Repeat the data. Keep each line identical.

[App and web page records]
BEGIN

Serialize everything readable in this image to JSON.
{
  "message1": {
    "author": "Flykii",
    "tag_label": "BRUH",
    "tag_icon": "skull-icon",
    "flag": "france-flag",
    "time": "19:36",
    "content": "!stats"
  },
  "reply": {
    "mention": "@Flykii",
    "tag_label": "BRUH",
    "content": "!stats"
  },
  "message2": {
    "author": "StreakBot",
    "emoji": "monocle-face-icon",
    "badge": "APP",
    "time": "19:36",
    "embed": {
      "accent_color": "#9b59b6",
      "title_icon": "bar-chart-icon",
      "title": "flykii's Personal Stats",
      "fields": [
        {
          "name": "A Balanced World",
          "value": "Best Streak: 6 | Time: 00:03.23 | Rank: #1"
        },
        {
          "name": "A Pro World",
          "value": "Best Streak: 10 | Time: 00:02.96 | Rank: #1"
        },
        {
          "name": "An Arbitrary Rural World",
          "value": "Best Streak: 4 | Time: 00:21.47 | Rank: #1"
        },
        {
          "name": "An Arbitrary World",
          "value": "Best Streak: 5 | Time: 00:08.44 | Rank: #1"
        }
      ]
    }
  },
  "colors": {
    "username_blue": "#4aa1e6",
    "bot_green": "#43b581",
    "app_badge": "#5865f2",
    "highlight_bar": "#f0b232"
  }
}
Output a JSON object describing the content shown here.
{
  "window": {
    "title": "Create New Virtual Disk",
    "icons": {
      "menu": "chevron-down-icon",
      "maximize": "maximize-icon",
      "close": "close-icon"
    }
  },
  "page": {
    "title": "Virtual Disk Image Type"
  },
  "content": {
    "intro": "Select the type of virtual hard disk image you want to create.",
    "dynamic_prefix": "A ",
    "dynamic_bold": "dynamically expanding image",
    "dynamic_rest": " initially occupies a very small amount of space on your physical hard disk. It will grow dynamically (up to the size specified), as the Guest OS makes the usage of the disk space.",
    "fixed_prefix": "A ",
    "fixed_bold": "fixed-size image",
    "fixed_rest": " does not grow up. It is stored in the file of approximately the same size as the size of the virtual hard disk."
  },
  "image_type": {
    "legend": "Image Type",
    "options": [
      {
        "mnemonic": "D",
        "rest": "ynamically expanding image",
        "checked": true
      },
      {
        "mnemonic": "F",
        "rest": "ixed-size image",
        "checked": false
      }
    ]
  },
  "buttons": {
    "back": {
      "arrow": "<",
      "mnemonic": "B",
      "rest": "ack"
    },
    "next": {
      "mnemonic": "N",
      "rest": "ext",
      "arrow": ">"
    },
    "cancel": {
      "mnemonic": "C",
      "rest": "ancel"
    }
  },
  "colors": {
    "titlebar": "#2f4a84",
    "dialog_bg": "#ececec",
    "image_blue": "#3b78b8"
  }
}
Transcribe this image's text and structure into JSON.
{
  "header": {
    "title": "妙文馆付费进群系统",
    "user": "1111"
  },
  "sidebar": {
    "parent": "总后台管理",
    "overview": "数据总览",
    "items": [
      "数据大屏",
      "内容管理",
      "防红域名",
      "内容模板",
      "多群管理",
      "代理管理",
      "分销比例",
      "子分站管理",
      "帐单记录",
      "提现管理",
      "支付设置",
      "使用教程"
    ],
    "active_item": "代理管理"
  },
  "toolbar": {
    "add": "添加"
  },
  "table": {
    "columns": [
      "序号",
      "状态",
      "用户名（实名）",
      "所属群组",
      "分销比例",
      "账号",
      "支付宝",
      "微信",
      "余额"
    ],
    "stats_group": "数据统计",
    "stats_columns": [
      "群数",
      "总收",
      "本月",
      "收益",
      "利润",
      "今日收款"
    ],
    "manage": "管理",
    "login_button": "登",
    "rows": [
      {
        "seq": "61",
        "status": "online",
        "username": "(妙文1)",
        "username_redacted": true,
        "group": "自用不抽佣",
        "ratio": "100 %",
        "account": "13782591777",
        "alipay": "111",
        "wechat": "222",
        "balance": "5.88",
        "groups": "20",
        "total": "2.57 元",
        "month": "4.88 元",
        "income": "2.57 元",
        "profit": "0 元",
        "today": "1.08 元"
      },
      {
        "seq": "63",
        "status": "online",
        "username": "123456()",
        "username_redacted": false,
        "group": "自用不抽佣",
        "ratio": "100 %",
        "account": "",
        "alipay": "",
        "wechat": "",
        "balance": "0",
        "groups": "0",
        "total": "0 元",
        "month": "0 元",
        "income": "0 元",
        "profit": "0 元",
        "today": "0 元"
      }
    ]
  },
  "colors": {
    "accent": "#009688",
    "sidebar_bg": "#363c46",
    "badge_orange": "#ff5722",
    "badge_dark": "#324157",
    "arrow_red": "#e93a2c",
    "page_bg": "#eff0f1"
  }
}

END

**TASK OUTPUT:**
Serialize everything readable in this image to JSON.
{
  "message1": {
    "author": "Flykii",
    "tag_label": "BRUH",
    "tag_icon": "skull-icon",
    "flag": "france-flag",
    "time": "19:36",
    "content": "!stats"
  },
  "reply": {
    "mention": "@Flykii",
    "tag_label": "BRUH",
    "content": "!stats"
  },
  "message2": {
    "author": "StreakBot",
    "emoji": "monocle-face-icon",
    "badge": "APP",
    "time": "19:36",
    "embed": {
      "accent_color": "#9b59b6",
      "title_icon": "bar-chart-icon",
      "title": "flykii's Personal Stats",
      "fields": [
        {
          "name": "A Balanced World",
          "value": "Best Streak: 6 | Time: 00:03.23 | Rank: #1"
        },
        {
          "name": "A Pro World",
          "value": "Best Streak: 10 | Time: 00:02.96 | Rank: #1"
        },
        {
          "name": "An Arbitrary Rural World",
          "value": "Best Streak: 4 | Time: 00:21.47 | Rank: #1"
        },
        {
          "name": "An Arbitrary World",
          "value": "Best Streak: 5 | Time: 00:08.44 | Rank: #1"
        }
      ]
    }
  },
  "colors": {
    "username_blue": "#4aa1e6",
    "bot_green": "#43b581",
    "app_badge": "#5865f2",
    "highlight_bar": "#f0b232"
  }
}
Output a JSON object describing the content shown here.
{
  "window": {
    "title": "Create New Virtual Disk",
    "icons": {
      "menu": "chevron-down-icon",
      "maximize": "maximize-icon",
      "close": "close-icon"
    }
  },
  "page": {
    "title": "Virtual Disk Image Type"
  },
  "content": {
    "intro": "Select the type of virtual hard disk image you want to create.",
    "dynamic_prefix": "A ",
    "dynamic_bold": "dynamically expanding image",
    "dynamic_rest": " initially occupies a very small amount of space on your physical hard disk. It will grow dynamically (up to the size specified), as the Guest OS makes the usage of the disk space.",
    "fixed_prefix": "A ",
    "fixed_bold": "fixed-size image",
    "fixed_rest": " does not grow up. It is stored in the file of approximately the same size as the size of the virtual hard disk."
  },
  "image_type": {
    "legend": "Image Type",
    "options": [
      {
        "mnemonic": "D",
        "rest": "ynamically expanding image",
        "checked": true
      },
      {
        "mnemonic": "F",
        "rest": "ixed-size image",
        "checked": false
      }
    ]
  },
  "buttons": {
    "back": {
      "arrow": "<",
      "mnemonic": "B",
      "rest": "ack"
    },
    "next": {
      "mnemonic": "N",
      "rest": "ext",
      "arrow": ">"
    },
    "cancel": {
      "mnemonic": "C",
      "rest": "ancel"
    }
  },
  "colors": {
    "titlebar": "#2f4a84",
    "dialog_bg": "#ececec",
    "image_blue": "#3b78b8"
  }
}
Transcribe this image's text and structure into JSON.
{
  "header": {
    "title": "妙文馆付费进群系统",
    "user": "1111"
  },
  "sidebar": {
    "parent": "总后台管理",
    "overview": "数据总览",
    "items": [
      "数据大屏",
      "内容管理",
      "防红域名",
      "内容模板",
      "多群管理",
      "代理管理",
      "分销比例",
      "子分站管理",
      "帐单记录",
      "提现管理",
      "支付设置",
      "使用教程"
    ],
    "active_item": "代理管理"
  },
  "toolbar": {
    "add": "添加"
  },
  "table": {
    "columns": [
      "序号",
      "状态",
      "用户名（实名）",
      "所属群组",
      "分销比例",
      "账号",
      "支付宝",
      "微信",
      "余额"
    ],
    "stats_group": "数据统计",
    "stats_columns": [
      "群数",
      "总收",
      "本月",
      "收益",
      "利润",
      "今日收款"
    ],
    "manage": "管理",
    "login_button": "登",
    "rows": [
      {
        "seq": "61",
        "status": "online",
        "username": "(妙文1)",
        "username_redacted": true,
        "group": "自用不抽佣",
        "ratio": "100 %",
        "account": "13782591777",
        "alipay": "111",
        "wechat": "222",
        "balance": "5.88",
        "groups": "20",
        "total": "2.57 元",
        "month": "4.88 元",
        "income": "2.57 元",
        "profit": "0 元",
        "today": "1.08 元"
      },
      {
        "seq": "63",
        "status": "online",
        "username": "123456()",
        "username_redacted": false,
        "group": "自用不抽佣",
        "ratio": "100 %",
        "account": "",
        "alipay": "",
        "wechat": "",
        "balance": "0",
        "groups": "0",
        "total": "0 元",
        "month": "0 元",
        "income": "0 元",
        "profit": "0 元",
        "today": "0 元"
      }
    ]
  },
  "colors": {
    "accent": "#009688",
    "sidebar_bg": "#363c46",
    "badge_orange": "#ff5722",
    "badge_dark": "#324157",
    "arrow_red": "#e93a2c",
    "page_bg": "#eff0f1"
  }
}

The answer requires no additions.